§ **Instructions for the task**
Wherever a line of the data contains "Webhooks", copy that line.

START Working data

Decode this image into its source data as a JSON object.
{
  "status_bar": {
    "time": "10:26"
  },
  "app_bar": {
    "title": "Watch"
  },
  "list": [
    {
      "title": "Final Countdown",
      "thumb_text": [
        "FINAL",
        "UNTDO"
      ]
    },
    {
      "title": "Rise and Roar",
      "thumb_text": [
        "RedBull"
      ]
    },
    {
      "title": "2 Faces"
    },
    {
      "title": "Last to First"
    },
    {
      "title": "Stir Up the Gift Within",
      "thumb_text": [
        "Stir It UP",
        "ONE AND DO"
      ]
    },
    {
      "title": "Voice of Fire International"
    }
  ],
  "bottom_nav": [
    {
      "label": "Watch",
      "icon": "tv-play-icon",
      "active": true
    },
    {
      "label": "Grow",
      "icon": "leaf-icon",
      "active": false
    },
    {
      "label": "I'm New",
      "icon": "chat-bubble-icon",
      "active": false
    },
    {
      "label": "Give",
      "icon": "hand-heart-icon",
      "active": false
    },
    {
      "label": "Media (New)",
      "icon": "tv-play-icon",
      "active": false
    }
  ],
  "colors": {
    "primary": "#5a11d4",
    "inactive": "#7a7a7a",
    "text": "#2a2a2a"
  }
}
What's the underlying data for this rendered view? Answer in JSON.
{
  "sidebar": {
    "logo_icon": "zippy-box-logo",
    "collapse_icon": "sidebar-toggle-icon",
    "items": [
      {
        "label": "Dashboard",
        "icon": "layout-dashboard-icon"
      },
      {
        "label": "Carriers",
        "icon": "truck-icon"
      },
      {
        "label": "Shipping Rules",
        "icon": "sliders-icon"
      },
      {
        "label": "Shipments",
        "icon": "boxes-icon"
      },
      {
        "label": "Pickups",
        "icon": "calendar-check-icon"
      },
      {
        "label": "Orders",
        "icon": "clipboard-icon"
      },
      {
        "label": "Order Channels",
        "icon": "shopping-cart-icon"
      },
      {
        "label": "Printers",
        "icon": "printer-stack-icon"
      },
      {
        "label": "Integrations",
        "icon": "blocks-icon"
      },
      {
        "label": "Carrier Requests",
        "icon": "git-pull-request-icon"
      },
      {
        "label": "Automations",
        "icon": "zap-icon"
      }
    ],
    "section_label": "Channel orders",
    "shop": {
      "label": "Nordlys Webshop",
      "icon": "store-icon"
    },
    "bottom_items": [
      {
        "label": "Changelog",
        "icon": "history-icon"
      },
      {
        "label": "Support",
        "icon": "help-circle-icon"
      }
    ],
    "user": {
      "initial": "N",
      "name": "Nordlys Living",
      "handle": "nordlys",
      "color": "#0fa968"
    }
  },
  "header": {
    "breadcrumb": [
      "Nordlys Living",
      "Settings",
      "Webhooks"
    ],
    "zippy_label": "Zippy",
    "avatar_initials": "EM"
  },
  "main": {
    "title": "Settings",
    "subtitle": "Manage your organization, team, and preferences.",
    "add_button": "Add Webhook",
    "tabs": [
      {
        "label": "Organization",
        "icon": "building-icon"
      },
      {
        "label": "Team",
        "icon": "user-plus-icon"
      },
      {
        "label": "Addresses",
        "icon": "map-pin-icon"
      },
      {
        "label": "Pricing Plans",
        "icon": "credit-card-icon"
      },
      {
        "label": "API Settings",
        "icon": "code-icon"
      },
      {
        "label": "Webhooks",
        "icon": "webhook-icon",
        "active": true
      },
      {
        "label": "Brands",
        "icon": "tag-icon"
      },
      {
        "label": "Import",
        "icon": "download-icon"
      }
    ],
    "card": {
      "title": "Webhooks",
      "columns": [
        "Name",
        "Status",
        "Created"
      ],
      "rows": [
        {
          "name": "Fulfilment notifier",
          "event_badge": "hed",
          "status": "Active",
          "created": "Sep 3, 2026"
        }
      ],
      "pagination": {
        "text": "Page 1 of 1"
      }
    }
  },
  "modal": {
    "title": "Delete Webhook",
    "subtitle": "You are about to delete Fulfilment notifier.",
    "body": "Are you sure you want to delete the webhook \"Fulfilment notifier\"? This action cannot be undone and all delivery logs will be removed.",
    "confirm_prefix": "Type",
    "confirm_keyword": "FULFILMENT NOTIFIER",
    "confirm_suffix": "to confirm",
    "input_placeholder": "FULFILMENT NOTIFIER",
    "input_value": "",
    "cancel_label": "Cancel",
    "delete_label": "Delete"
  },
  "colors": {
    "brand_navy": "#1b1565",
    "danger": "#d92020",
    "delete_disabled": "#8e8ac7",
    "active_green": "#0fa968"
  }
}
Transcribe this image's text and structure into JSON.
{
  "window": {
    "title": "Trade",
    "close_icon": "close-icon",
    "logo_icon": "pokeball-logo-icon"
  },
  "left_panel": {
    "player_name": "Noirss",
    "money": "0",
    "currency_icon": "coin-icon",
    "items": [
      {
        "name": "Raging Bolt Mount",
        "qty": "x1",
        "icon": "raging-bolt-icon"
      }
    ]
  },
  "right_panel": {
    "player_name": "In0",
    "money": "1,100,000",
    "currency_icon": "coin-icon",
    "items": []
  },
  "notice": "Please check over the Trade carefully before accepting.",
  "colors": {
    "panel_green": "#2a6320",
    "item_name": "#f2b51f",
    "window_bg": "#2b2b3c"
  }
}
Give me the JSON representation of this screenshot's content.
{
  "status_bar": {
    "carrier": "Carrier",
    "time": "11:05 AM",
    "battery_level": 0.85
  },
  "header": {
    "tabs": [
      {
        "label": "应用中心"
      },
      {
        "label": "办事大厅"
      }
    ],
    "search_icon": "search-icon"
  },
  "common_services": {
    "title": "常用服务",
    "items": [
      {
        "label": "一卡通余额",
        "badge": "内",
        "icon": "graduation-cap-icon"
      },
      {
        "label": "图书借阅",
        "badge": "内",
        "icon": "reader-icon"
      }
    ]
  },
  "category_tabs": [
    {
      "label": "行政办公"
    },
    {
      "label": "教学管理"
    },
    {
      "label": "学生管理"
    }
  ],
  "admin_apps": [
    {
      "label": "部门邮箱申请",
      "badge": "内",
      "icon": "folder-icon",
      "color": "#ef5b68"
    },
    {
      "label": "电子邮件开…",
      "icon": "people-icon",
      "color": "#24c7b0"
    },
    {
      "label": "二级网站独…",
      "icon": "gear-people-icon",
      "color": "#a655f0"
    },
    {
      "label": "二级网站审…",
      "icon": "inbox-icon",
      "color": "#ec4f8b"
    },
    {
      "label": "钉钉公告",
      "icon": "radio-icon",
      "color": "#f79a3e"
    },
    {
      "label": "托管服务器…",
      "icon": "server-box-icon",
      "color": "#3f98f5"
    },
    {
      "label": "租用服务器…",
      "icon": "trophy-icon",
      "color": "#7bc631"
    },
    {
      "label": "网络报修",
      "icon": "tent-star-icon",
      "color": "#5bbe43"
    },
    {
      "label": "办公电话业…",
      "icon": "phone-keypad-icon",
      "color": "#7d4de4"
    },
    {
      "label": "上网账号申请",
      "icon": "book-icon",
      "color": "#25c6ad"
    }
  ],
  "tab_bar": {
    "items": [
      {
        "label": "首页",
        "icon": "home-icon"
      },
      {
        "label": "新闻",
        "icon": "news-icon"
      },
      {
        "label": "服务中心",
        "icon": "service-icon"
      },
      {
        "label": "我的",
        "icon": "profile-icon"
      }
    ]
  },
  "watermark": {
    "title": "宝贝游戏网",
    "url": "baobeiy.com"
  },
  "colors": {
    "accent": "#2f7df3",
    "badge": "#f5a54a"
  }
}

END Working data

§ **Answer for this exercise**
      "Webhooks"
        "label": "Webhooks",
      "title": "Webhooks",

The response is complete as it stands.